Hemorrhoids are swollen, inflamed veins in the rectum that can ache and bleed. They are very common and are usually caused by constipation, a low-fiber diet, a sedentary lifestyle, or pregnancy.
The most important interventions for hemorrhoids aim at reversing their causes. Adopting a high-fiber diet, sitting down less, getting plenty of exercise, and maintaining regular bowel habits can make a significant difference.
Medical treatment consists mainly of stool softeners and moist heat. In more severe cases, surgical procedures may be used.
Principal Proposed Treatments for Hemorrhoids:
Besides the treatments described in this section, the natural treatments used
for varicose veins are also often recommended for hemorrhoids because a
hemorrhoid is actually a special kind of varicose vein. These include horse
chestnut, OPCs, gotu kola, and butchers broom.
Bioflavonoids are colorful substances that occur widely in the plant kingdom. A
fixed combination of the citrus bioflavonoids diosmin and hesperidin has been
investigated as a treatment for hemorrhoids with positive results; related
semisynthetic bioflavonoids called oxerutins also appear to be effective.
Reasonably good evidence suggests that the citrus bioflavonoids diosmin and
hesperidin (in a special micronized combination preparation) may be helpful for
hemorrhoids. A 2-month double-blind placebo-controlled trial of 120 individuals
with recurrent hemorrhoid flare-ups found that treatment with combined diosmin
and hesperidin significantly reduced the frequency and severity of hemorrhoid
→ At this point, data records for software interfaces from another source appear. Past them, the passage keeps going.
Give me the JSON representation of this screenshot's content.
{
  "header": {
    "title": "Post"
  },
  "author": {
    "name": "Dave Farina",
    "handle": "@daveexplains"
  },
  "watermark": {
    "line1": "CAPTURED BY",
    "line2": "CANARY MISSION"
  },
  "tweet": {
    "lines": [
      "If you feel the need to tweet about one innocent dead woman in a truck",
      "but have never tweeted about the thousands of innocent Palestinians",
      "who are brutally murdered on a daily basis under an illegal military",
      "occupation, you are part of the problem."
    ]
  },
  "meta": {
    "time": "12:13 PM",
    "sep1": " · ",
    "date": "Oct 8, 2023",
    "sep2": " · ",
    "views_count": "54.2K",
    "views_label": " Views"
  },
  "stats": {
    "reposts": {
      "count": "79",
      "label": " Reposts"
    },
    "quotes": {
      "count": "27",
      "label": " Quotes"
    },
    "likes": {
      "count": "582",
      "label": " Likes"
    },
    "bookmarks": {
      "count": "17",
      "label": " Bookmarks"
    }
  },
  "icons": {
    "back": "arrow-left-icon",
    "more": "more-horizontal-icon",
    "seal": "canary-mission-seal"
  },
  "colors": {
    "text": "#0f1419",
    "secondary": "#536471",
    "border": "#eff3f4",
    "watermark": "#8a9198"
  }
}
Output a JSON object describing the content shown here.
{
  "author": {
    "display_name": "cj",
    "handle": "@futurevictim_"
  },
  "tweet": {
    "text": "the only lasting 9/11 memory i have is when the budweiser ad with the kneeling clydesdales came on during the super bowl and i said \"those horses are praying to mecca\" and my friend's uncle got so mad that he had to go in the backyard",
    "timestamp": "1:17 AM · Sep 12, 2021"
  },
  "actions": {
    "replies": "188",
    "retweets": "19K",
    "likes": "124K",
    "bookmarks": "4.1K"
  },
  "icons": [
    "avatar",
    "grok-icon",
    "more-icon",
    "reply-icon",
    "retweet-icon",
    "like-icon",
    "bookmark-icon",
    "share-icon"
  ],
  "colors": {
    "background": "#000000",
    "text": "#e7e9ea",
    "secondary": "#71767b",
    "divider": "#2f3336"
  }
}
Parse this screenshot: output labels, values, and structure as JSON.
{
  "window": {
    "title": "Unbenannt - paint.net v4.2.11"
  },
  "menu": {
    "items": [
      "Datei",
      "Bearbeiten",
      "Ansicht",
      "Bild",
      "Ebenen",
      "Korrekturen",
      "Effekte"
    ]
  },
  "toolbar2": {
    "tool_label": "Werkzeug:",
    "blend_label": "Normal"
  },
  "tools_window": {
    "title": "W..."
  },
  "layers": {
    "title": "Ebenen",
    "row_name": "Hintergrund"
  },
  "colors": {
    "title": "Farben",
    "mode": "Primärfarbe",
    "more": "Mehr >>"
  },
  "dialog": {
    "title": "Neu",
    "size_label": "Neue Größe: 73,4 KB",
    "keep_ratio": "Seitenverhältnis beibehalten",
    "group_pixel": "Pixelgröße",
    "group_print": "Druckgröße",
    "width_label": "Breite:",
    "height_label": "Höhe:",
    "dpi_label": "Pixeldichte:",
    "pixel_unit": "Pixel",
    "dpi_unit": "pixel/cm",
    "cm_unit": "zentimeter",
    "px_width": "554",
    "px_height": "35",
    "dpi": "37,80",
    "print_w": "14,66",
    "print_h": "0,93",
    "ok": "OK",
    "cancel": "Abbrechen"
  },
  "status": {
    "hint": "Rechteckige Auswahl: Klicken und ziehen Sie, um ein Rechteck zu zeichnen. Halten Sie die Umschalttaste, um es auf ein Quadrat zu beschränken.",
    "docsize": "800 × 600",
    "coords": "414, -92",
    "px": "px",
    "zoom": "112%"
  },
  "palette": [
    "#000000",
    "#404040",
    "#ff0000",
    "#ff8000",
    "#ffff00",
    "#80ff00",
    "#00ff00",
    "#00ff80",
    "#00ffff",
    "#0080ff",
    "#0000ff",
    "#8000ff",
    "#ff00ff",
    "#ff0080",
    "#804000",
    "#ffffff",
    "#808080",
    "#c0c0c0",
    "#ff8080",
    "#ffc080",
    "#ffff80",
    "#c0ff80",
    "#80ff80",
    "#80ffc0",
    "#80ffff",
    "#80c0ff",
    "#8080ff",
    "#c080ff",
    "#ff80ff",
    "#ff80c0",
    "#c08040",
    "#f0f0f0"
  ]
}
attacks. Another double-blind placebo-controlled trial of 100 individuals had
positive results with the same bioflavonoids in relieving symptoms once a
flare-up of hemorrhoid pain had begun. A 90-day double-blind trial of 100
individuals with bleeding hemorrhoids also found significant benefits for both
treatment of acute attacks and prevention of new ones. Finally, this
bioflavonoid combination was found to compare favorably with surgical treatment
of hemorrhoids. However, less impressive results were seen in a double-blind
placebo-controlled study in which all participants were given a fiber laxative
with either combined diosmin and hesperidin or placebo.
Moderate-size double-blind studies also support the use of oxerutins, including
the hemorrhoids that occur during pregnancy, although there have been negative
studies as well.
Although it is not known precisely how flavonoids work, it is thought that they
stabilize the walls of blood vessels, making them less susceptible to injury.
For more information, including dosage and safety issues, see the full articles
on citrus bioflavonoids and oxerutins.
Other Proposed Treatments for Hemorrhoids:
Preliminary evidence suggests that an extract made from pig intestines called
mesoglycan can improve the symptoms of hemorrhoids. For more information,
including dosage and safety issues, see the full mesoglycan article.
Collinsonia root (also known as stone root) is a traditional remedy for
hemorrhoids. The proper dosage varies according to the preparation and is
usually listed on the label. Safety studies have not been performed.
The herb slippery elm is also sometimes used orally for hemorrhoids; topical
calendula cream is also a popular treatment. However, there is as yet no real
evidence that they work.